Adrian Gostick: Another thing I loved was when we asked him about managers? How they can help. Or team members. And he said, Just listen, you don’t need to understand. Because in this world, we’re trying to understand everybody’s issues. He says no, you’re not going to know how I feel, but you can listen and say, Are you okay? And truly mean it. I love that. Yeah, managers are not going to have the solution. Don’t worry about that. “I’m not looking for advice; I’m just looking for somebody to listen to.” I thought he was so candid when he said, “When I was hiding it, I was lying. I was lying to people”, which is never a good thing. When he stopped lying, it was much better. People are forgiving. And my other big takeaway is he said people rallied. as soon as they knew he had this problem, they rallied to his defense, and that you are never alone. And I thought, Boy, that is so reassuring. If you’re out there struggling with anxiety, you think you’ve got to hide, what you think is a weakness, and yet when you tell people, the people that love you will rally around you.

Chester Elton: Yeah, because some people who are maybe listening to this and going, Yeah, but people around me wouldn’t do this, they’d make fun of me. And it is hard.
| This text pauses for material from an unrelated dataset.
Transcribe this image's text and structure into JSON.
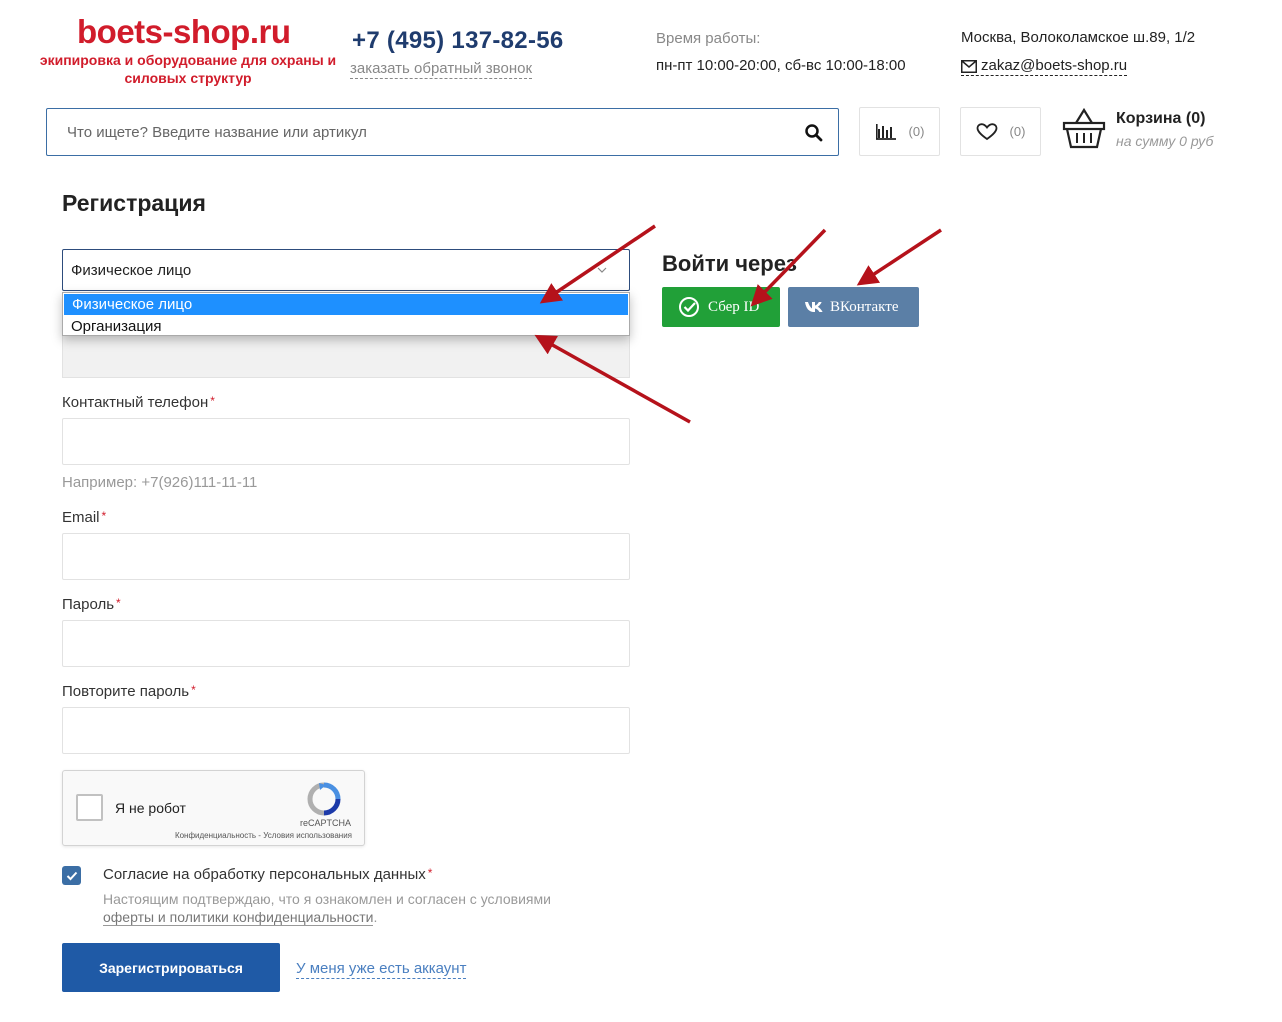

Everybody’s situation is different. That one thing with Chris is he gets anxious when people aren’t around; others get anxious when people are around. We’re all very different, but I just thought his point about being vulnerable, if people around you aren’t going to rally to you, you’re probably surrounding yourself with the wrong people. I love his vulnerability and how he stepped in to help his nephew, who would not have anybody had Chris not been willing to be vulnerable. Yeah, no, I love that. He did his homework; he did his research; he said, I found these are the things that worked for me. You could tell that he’d read stuff about the endorphins and your brain and how it works. And he did his homework, and he said, Look, these are the things that work for me. They may not work for you. They work for me. If I get enough sleep, eat right, and exercise, my anxiousness, goes way down.

Anything else? Because there was so much there. You and I can be stuck for another hour about our takeaways from Chris. So much good about how he’s learned to deal with it himself, calling someone, breathing, stepping away, finding a new environment, sleeping, eating well, exercise. He has found simple little things at work that are very profound, so hopefully, you see something working for yourself as you’re listening. Again, we are so thankful for our guest, Chris Rainey from HR leaders, and for the amazing insights, he shared with his righteous. I loved the end where he said, Look, if you’re listening to this and need somebody, here’s my email address. You know, Chris @ HR leaders dot com. I think that kind of vulnerability, and that’s what we’re hoping to build in our community at The Culture Works, you know, show up; we want to remove that stigma of being able to talk about anxiety and stress at work and help each other out, share best practices. You don’t develop a community where it’s safe to talk about those things, and we can help you get through your anxiety, that’s our passion, and that’s our mission, right in.

Adrian Gostick: We want to thank our producer, Brent Klein, our booking manager, Christy Lawrence, and all of you for tuning in today. Thank you so much for taking a few minutes to think about anxiety [at work]. If you’d like to connect with us, go to TheCultureWorks.Com or join, CultureWorks.AI, our global community. Hope to see you there, and have a great week.